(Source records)
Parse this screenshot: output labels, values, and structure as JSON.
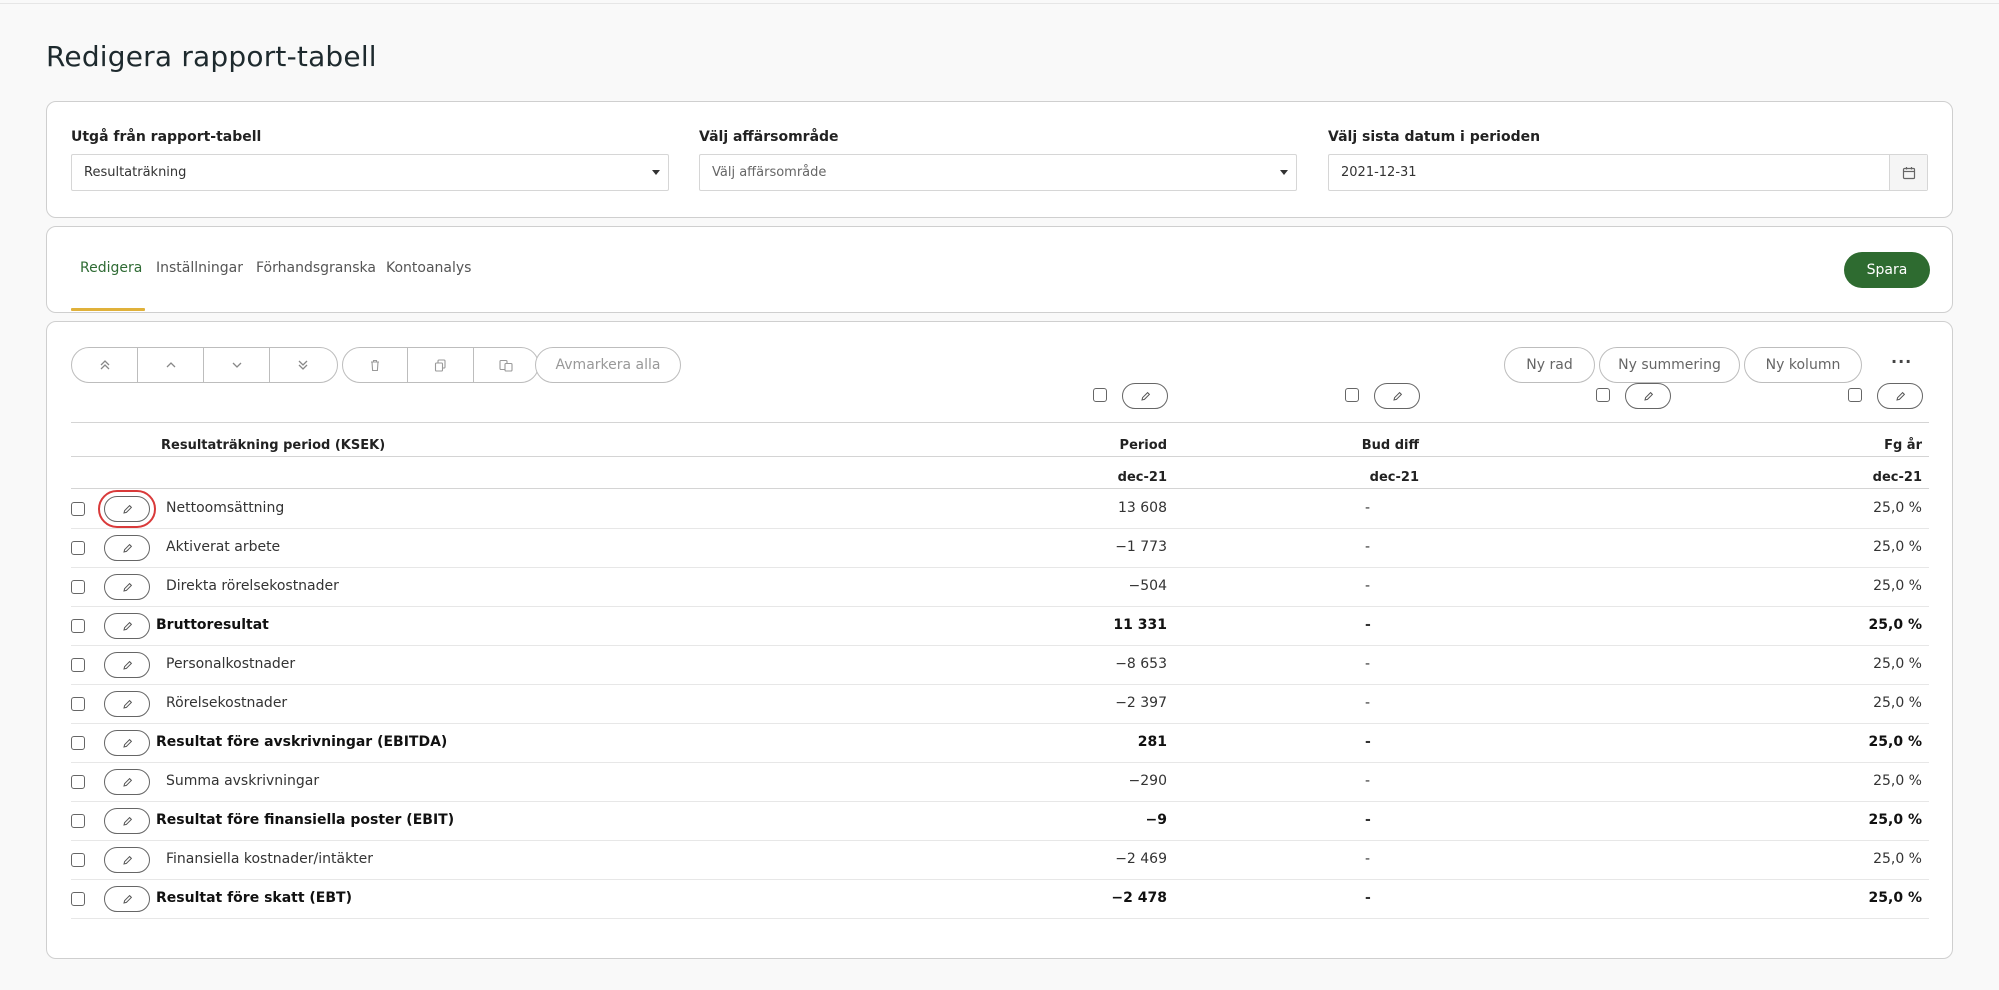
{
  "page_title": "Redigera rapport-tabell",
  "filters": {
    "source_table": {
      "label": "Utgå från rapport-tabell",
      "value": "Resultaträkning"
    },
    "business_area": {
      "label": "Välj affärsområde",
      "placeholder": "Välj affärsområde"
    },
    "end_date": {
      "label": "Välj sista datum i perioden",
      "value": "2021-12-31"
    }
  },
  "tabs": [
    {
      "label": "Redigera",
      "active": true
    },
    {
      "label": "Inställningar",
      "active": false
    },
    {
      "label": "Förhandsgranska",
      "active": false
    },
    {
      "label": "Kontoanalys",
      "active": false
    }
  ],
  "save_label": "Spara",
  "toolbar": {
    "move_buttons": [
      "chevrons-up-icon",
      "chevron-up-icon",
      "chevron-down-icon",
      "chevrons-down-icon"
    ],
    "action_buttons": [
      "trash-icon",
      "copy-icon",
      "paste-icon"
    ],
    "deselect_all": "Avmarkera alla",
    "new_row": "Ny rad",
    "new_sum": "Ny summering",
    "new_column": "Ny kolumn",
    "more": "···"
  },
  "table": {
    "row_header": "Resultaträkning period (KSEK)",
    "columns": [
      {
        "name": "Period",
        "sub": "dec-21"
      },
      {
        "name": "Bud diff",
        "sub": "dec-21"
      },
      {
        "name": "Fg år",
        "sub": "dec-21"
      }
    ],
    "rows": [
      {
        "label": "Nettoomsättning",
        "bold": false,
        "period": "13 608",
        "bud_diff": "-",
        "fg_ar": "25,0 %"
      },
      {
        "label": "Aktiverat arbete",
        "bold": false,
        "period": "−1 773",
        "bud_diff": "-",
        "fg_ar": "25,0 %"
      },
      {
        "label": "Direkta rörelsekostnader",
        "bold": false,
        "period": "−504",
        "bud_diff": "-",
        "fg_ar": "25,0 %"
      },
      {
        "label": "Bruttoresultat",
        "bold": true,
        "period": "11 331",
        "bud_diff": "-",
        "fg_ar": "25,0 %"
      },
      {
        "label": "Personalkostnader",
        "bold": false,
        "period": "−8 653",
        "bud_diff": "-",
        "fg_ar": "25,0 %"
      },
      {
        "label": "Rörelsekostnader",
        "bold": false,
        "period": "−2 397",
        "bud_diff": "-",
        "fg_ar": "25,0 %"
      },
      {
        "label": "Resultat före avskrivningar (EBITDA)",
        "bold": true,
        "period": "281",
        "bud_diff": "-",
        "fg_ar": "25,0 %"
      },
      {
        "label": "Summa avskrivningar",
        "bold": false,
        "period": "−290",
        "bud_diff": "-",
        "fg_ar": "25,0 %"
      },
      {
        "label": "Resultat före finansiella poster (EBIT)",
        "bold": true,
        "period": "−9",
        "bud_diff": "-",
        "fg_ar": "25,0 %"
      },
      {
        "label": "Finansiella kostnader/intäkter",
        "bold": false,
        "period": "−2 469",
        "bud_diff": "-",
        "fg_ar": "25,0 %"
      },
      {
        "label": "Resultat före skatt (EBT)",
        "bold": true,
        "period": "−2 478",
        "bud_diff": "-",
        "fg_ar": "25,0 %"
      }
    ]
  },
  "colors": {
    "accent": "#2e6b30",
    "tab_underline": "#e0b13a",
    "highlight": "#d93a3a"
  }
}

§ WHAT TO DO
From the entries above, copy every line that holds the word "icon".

§ RESULT OF THIS TASK
      "chevrons-up-icon",
      "chevron-up-icon",
      "chevron-down-icon",
      "chevrons-down-icon"
      "trash-icon",
      "copy-icon",
      "paste-icon"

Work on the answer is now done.